> **Task details**:
Could you please output all of the records exactly?

*** Entries provided Section Begins ***

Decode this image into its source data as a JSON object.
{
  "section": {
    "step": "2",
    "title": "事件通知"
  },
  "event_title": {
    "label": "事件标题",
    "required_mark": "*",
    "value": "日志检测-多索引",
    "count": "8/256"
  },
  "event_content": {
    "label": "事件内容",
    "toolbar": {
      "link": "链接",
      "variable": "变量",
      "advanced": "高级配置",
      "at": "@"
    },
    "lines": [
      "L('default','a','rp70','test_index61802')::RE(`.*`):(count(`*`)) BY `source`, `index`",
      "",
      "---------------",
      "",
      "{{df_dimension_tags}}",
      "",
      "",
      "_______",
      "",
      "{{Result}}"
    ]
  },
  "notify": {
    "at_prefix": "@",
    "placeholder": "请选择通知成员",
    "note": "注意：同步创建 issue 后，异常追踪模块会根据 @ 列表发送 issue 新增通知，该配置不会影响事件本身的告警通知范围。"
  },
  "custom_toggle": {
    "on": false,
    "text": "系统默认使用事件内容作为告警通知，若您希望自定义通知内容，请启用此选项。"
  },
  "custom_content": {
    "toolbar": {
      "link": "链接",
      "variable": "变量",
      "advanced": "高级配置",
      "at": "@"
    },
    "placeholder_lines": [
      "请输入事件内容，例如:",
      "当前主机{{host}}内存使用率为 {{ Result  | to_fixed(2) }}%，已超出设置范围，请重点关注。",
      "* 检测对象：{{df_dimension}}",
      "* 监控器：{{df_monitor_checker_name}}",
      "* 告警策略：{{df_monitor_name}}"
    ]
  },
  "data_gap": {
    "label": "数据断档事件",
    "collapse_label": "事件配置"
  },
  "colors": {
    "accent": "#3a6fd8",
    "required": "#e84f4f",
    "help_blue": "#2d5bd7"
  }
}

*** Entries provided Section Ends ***

> **Your response**:
Decode this image into its source data as a JSON object.
{
  "section": {
    "step": "2",
    "title": "事件通知"
  },
  "event_title": {
    "label": "事件标题",
    "required_mark": "*",
    "value": "日志检测-多索引",
    "count": "8/256"
  },
  "event_content": {
    "label": "事件内容",
    "toolbar": {
      "link": "链接",
      "variable": "变量",
      "advanced": "高级配置",
      "at": "@"
    },
    "lines": [
      "L('default','a','rp70','test_index61802')::RE(`.*`):(count(`*`)) BY `source`, `index`",
      "",
      "---------------",
      "",
      "{{df_dimension_tags}}",
      "",
      "",
      "_______",
      "",
      "{{Result}}"
    ]
  },
  "notify": {
    "at_prefix": "@",
    "placeholder": "请选择通知成员",
    "note": "注意：同步创建 issue 后，异常追踪模块会根据 @ 列表发送 issue 新增通知，该配置不会影响事件本身的告警通知范围。"
  },
  "custom_toggle": {
    "on": false,
    "text": "系统默认使用事件内容作为告警通知，若您希望自定义通知内容，请启用此选项。"
  },
  "custom_content": {
    "toolbar": {
      "link": "链接",
      "variable": "变量",
      "advanced": "高级配置",
      "at": "@"
    },
    "placeholder_lines": [
      "请输入事件内容，例如:",
      "当前主机{{host}}内存使用率为 {{ Result  | to_fixed(2) }}%，已超出设置范围，请重点关注。",
      "* 检测对象：{{df_dimension}}",
      "* 监控器：{{df_monitor_checker_name}}",
      "* 告警策略：{{df_monitor_name}}"
    ]
  },
  "data_gap": {
    "label": "数据断档事件",
    "collapse_label": "事件配置"
  },
  "colors": {
    "accent": "#3a6fd8",
    "required": "#e84f4f",
    "help_blue": "#2d5bd7"
  }
}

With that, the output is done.